Once the conversation started for renovating the theatre, PCT decided a stage exclusive to them couldn’t be maintained due to the cost, Lincoln said. But since PCT has expanded into supporting other local performing groups, they realized that they could use the Audian for others as well.

While the Audian will remain a movie house, it will also have band performances, festivals, symphonies and stage performances, Lincoln said.

Eventually, this evolved into the idea of the Audian having its own non-profit group with a board of directors from a variety of music and theatre groups in the area, Lincoln said. For now, PCT handles everything because the Audian non-profit has not yet been established.

PCT has several different phases for fundraising, Lincoln said. Right now, it takes direct donations and donations through its Razoo crowdfunding site.

Currently PCT needs to negotiate the lease with U.S. Bank, Lincoln said, and will do so once it has raised enough money through their fundraising campaigns.

One of the fundraising plans involves asking for local business sponsorships. The entire community, whether through large or small donations, has the chance to participate, she said.

PCT has also been researching grants, including both government and private foundation grants, Linclon said. Even after the Audian’s restoration, it will take a lot of money to keep it running.

Lincoln said PCT hopes to connect the Audian with WSU. For example, business students will do feasibility studies on the project. Architecture students will be involved in design and performing arts students may do shows in the future, she said.

For the board of directors, PCT hopes to get representation from all the arts groups in the area, which will help in the remodel process with determining all their needs regarding stage and space requirements, Lincoln said. PCT also hopes to have a lot of movie festivals, showing independent and foreign films.

The project has gone smoothly so far, Lincoln said. Looking at the theatre the first time, PCT expected a huge mess, but the theatre has stayed in beautiful condition. All the challenges PCT expected have gone much easier so far, she said. Raising enough money presents the biggest challenge at the moment.

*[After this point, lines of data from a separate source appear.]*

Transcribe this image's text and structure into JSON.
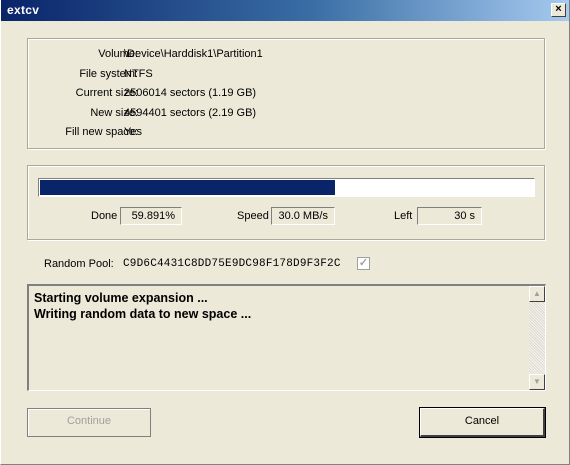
{
  "window": {
    "title": "extcv",
    "close_glyph": "×"
  },
  "info": {
    "rows": [
      {
        "label": "Volume:",
        "value": "\\Device\\Harddisk1\\Partition1"
      },
      {
        "label": "File system:",
        "value": "NTFS"
      },
      {
        "label": "Current size:",
        "value": "2506014 sectors (1.19 GB)"
      },
      {
        "label": "New size:",
        "value": "4594401 sectors (2.19 GB)"
      },
      {
        "label": "Fill new space:",
        "value": "Yes"
      }
    ]
  },
  "progress": {
    "fraction": 0.59891,
    "fill_color": "#0a246a",
    "done_label": "Done",
    "done_value": "59.891%",
    "speed_label": "Speed",
    "speed_value": "30.0 MB/s",
    "left_label": "Left",
    "left_value": "30 s"
  },
  "random_pool": {
    "label": "Random Pool:",
    "value": "C9D6C4431C8DD75E9DC98F178D9F3F2C",
    "checked": true,
    "check_glyph": "✓"
  },
  "log": {
    "lines": [
      "Starting volume expansion ...",
      "Writing random data to new space ..."
    ],
    "scroll_up_glyph": "▲",
    "scroll_down_glyph": "▼"
  },
  "buttons": {
    "continue_label": "Continue",
    "continue_enabled": false,
    "cancel_label": "Cancel"
  }
}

Lincoln said she is most looking forward to when the Audian finally opens.

“I’m so anxious to open those doors,” Lincoln said. “This facility means so much to me and a lot of my team because we all have memories of being there. There’s a lot of love for that space.”

The Audian will eventually have its own website, but right now all info about the project can be found on the PCT website, Lincoln said. PCT will also launch the Audian’s own Facebook page very soon, where they can post updates about the Audian’s restoration and what they need next.

The PCT’s current plans for the stage include having live theatre with a green room for actors and a stage for symphonies, large bands, small bands and dance recitals in addition to theatre performances. Brelsford is seeking input from local performers such as the Washington Idaho Symphony to determine their needs in a stage.

The Audian is just a shell right now, Brelsford said. The screen, along with all the seats, projectors and concession counters, is gone. Basically, the building has toilets and sinks, she said. The building also requires repairs because it has some water leaks. But PCT wants to set up the movie screen once repairs finish, then add the theatre stage and host large symphonies.

Those who want to get involved can donate at the PCT’s website or the Razoo fundraising page titled “The Audian Performing Arts Centre.”

“We believe,” Brelsford said, “that the entire Palouse region will benefit from this.”